To cleanse the palate, I paraphrase “Spinal Tap”: It’s like how much gayer could this be? And the answer is none. None more gay.
— Hillary Clinton (@HillaryClinton) April 28, 2015
The logo is to celebrate oral arguments this morning at the Supreme Court, which is funny because as recently as a year ago Hillary didn’t even want the issue in front of SCOTUS. She told an interviewer at NPR in June 2014, fully a year after the Windsor case was decided and with today’s case already a very real possibility, that she thought the legality of gay marriage should be left up to the states. In other words, as a matter of policy, less than a year ago she held the same policy currently held by Ted Cruz, a guy so despised by gay-rights activists that his mere presence in a gay businessman’s home is enough to trigger a left-wing boycott. Offhand I can’t think of another major Democratic politician who arrived later to the cause of legalizing same-sex marriage by judicial decree than Hillary Clinton, and of course somehow she’s the party’s prohibitive frontrunner for the nomination anyway. The more I think about it, the more I think that’s an even bigger lefty hypocrisy than letting Obama off the hook for opposing SSM on the trail in 2008. For every other gay person and Democratic pol in the universe, years-long steadfast support for legalized gay marriage is an absolute litmus test for the base’s support — except, of course, for Her Majesty, because she alone among the party’s top tier might be capable of holding the White House for them in 2016. Bret Stephens:
Cynicism is the great temptation of modern life. We become cynics because we desperately don’t want to be moralists, and because earnestness is boring, and because skepticism is a hard and elusive thing to master. American education, by and large, has become an education in cynicism: Our Founders were rank hypocrites. Our institutions are tools of elite coercion. Our economy perpetuates privilege. Our justice system is racist. Our foreign policy is rapacious. Cynicism gives us the comfort of knowing we won’t be fooled again because we never believed in anything in the first place. We may not be born disabused and disenchanted, but we get there very quickly.
This is the America that the Clintons seek to enlist in their latest presidential quest. I suspect many Democrats would jump at an opportunity not to participate in the exercise—it’s why they bolted for Barack Obama in 2008—and would welcome a credible primary challenger. (Run, Liz, Run!) But they will go along with it, mostly because liberals have demonized the Republican Party to the point that they have lost the capacity for self-disgust. Anything—anyone—to save America from a conservative judicial appointment.

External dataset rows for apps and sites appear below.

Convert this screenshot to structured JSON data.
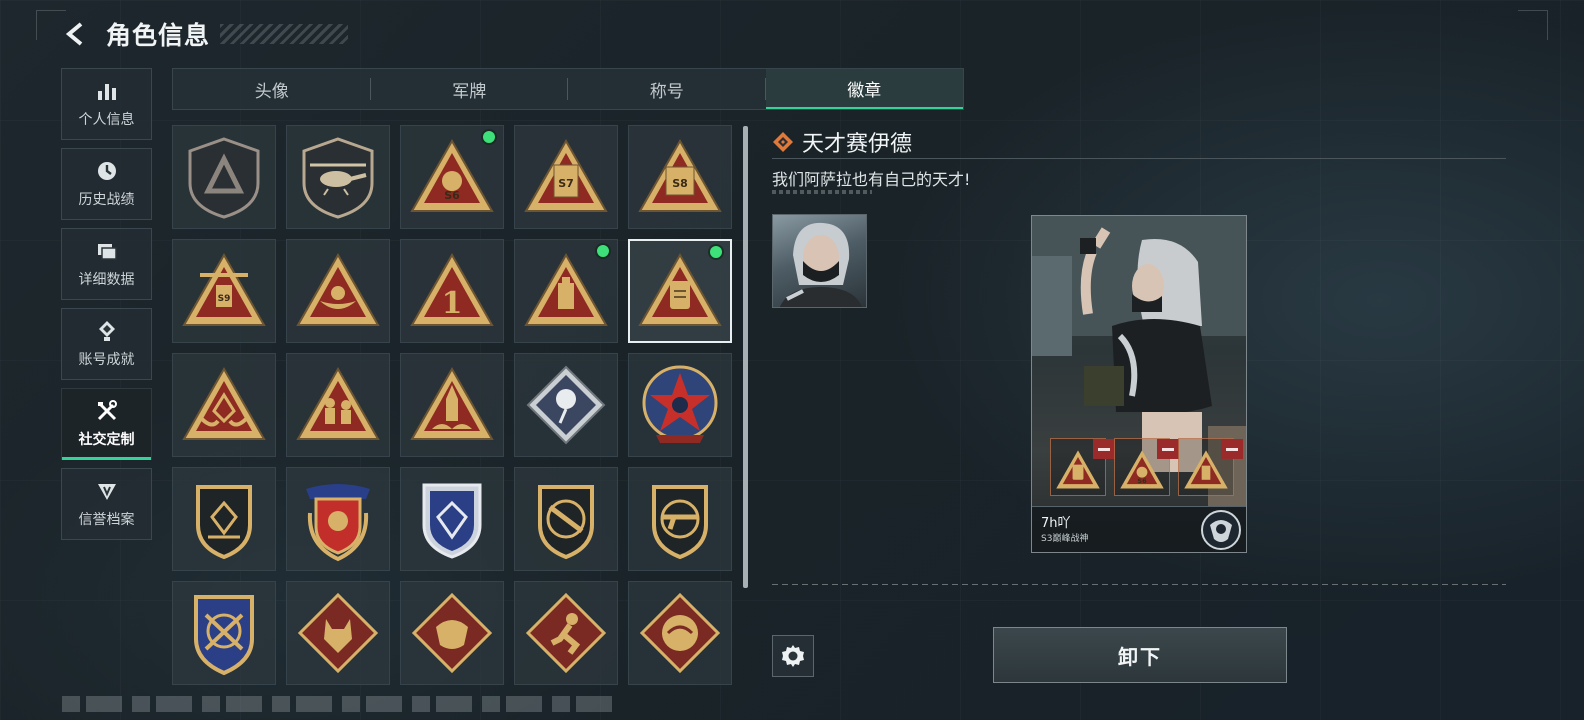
{
  "header": {
    "title": "角色信息"
  },
  "sidebar": {
    "items": [
      {
        "label": "个人信息",
        "icon": "bar-chart-icon"
      },
      {
        "label": "历史战绩",
        "icon": "history-clock-icon"
      },
      {
        "label": "详细数据",
        "icon": "folder-icon"
      },
      {
        "label": "账号成就",
        "icon": "achievement-icon"
      },
      {
        "label": "社交定制",
        "icon": "tools-icon",
        "active": true
      },
      {
        "label": "信誉档案",
        "icon": "reputation-icon"
      }
    ]
  },
  "tabs": [
    {
      "label": "头像"
    },
    {
      "label": "军牌"
    },
    {
      "label": "称号"
    },
    {
      "label": "徽章",
      "active": true
    }
  ],
  "badges": {
    "rows": 5,
    "columns": 5,
    "selected_index": 9,
    "new_indicator_indices": [
      2,
      8,
      9
    ],
    "text_marks": [
      "S6",
      "S7",
      "S8",
      "S9",
      "1"
    ]
  },
  "detail": {
    "title": "天才赛伊德",
    "description": "我们阿萨拉也有自己的天才!",
    "card": {
      "player_name": "7h吖",
      "rank": "S3巅峰战神",
      "slot_count": 3
    },
    "unequip_label": "卸下"
  },
  "colors": {
    "accent_green": "#34d399",
    "new_dot": "#3ee07a",
    "badge_gold": "#d8b169",
    "badge_red": "#8e2a22",
    "remove_red": "#9b2a2a",
    "orange_diamond": "#e07a3a"
  }
}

And that’s why they’ll forgive Hillary, and only Hillary, the transparent pander in today’s logo switch. If she’s the only person who can keep conservatives off of the bench, they’ll look the other way at the fact that she herself sided with the Court’s conservatives against them on their most cherished civil-rights issue as recently as 10 months ago.
Via Philip Klein, here’s a vivid illustration of what Stephens means by cynicism.